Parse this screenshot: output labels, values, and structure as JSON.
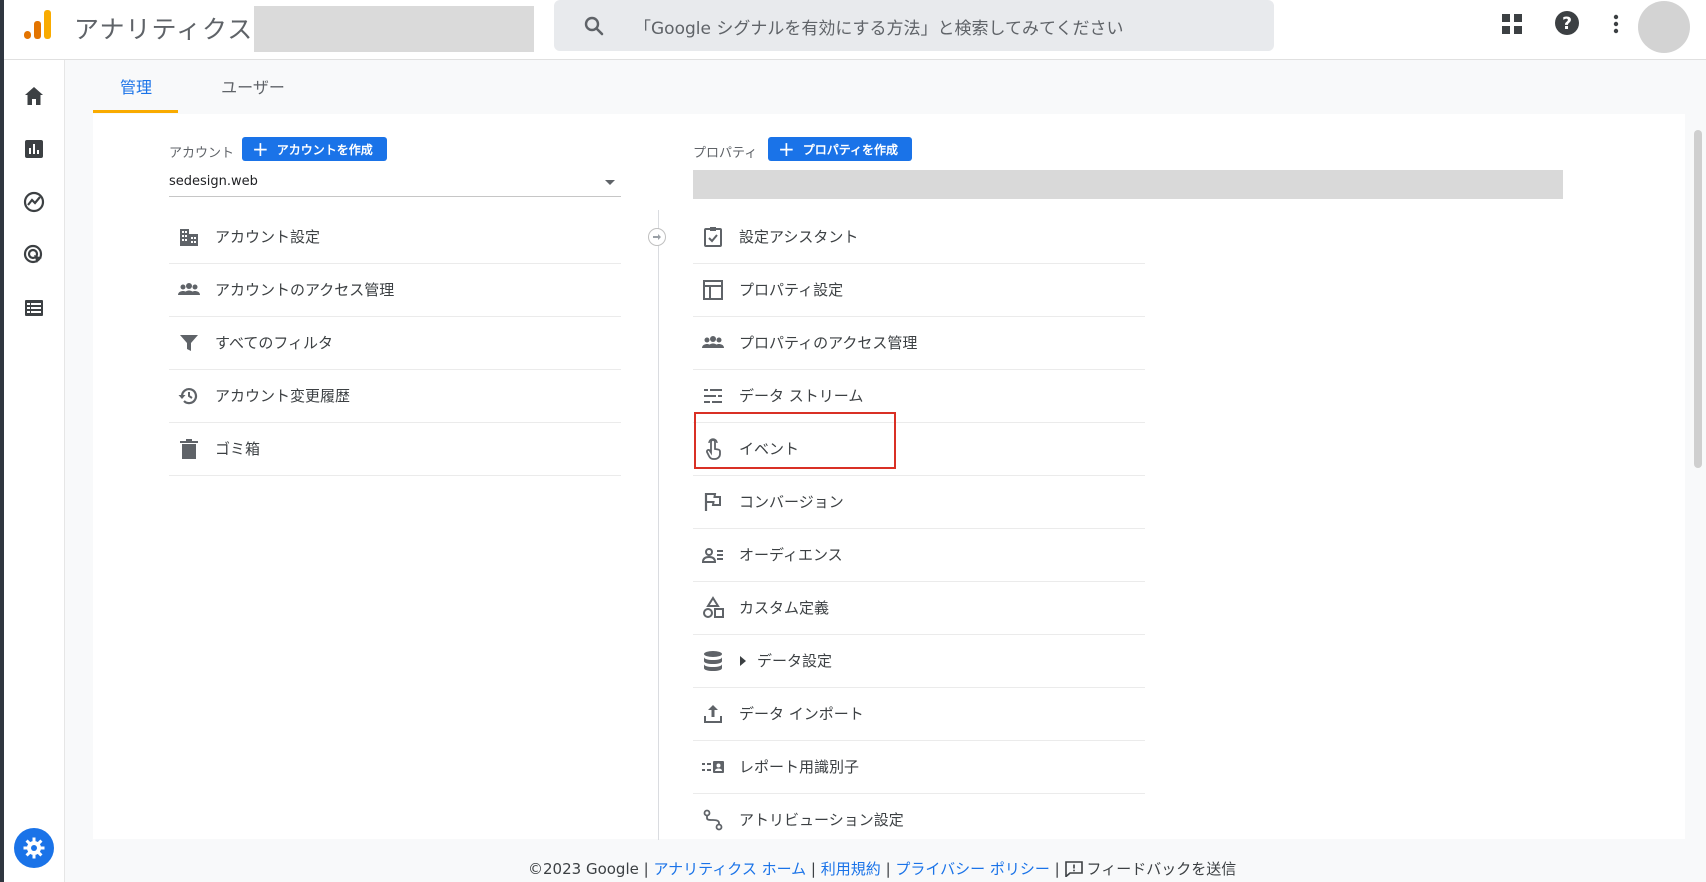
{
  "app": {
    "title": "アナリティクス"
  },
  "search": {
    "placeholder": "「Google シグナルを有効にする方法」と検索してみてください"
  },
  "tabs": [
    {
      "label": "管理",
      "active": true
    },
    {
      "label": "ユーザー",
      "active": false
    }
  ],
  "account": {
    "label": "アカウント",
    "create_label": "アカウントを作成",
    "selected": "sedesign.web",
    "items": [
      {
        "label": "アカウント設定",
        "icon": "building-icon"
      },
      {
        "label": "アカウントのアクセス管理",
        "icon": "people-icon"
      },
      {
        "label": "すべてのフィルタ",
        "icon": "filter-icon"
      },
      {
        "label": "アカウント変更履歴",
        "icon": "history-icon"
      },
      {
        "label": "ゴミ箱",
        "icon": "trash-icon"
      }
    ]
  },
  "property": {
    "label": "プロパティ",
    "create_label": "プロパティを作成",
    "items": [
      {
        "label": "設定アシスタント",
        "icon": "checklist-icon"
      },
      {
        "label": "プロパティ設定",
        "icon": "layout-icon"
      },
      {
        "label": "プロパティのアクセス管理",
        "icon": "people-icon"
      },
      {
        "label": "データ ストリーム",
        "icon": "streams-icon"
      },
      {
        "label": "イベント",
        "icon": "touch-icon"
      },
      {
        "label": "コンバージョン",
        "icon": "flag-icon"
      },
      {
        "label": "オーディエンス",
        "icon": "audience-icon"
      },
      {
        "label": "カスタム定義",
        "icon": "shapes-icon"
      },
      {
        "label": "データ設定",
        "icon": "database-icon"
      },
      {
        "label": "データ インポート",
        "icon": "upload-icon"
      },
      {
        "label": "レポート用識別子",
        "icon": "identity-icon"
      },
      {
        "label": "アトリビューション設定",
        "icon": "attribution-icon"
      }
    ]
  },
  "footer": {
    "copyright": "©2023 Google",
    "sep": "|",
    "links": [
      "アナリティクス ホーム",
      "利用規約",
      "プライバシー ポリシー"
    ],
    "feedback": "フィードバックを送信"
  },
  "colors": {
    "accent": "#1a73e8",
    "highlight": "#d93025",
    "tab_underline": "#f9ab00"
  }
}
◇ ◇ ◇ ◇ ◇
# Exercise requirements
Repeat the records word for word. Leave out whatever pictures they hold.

# Your solution
Parse this screenshot: output labels, values, and structure as JSON.
{
  "app": {
    "title": "アナリティクス"
  },
  "search": {
    "placeholder": "「Google シグナルを有効にする方法」と検索してみてください"
  },
  "tabs": [
    {
      "label": "管理",
      "active": true
    },
    {
      "label": "ユーザー",
      "active": false
    }
  ],
  "account": {
    "label": "アカウント",
    "create_label": "アカウントを作成",
    "selected": "sedesign.web",
    "items": [
      {
        "label": "アカウント設定",
        "icon": "building-icon"
      },
      {
        "label": "アカウントのアクセス管理",
        "icon": "people-icon"
      },
      {
        "label": "すべてのフィルタ",
        "icon": "filter-icon"
      },
      {
        "label": "アカウント変更履歴",
        "icon": "history-icon"
      },
      {
        "label": "ゴミ箱",
        "icon": "trash-icon"
      }
    ]
  },
  "property": {
    "label": "プロパティ",
    "create_label": "プロパティを作成",
    "items": [
      {
        "label": "設定アシスタント",
        "icon": "checklist-icon"
      },
      {
        "label": "プロパティ設定",
        "icon": "layout-icon"
      },
      {
        "label": "プロパティのアクセス管理",
        "icon": "people-icon"
      },
      {
        "label": "データ ストリーム",
        "icon": "streams-icon"
      },
      {
        "label": "イベント",
        "icon": "touch-icon"
      },
      {
        "label": "コンバージョン",
        "icon": "flag-icon"
      },
      {
        "label": "オーディエンス",
        "icon": "audience-icon"
      },
      {
        "label": "カスタム定義",
        "icon": "shapes-icon"
      },
      {
        "label": "データ設定",
        "icon": "database-icon"
      },
      {
        "label": "データ インポート",
        "icon": "upload-icon"
      },
      {
        "label": "レポート用識別子",
        "icon": "identity-icon"
      },
      {
        "label": "アトリビューション設定",
        "icon": "attribution-icon"
      }
    ]
  },
  "footer": {
    "copyright": "©2023 Google",
    "sep": "|",
    "links": [
      "アナリティクス ホーム",
      "利用規約",
      "プライバシー ポリシー"
    ],
    "feedback": "フィードバックを送信"
  },
  "colors": {
    "accent": "#1a73e8",
    "highlight": "#d93025",
    "tab_underline": "#f9ab00"
  }
}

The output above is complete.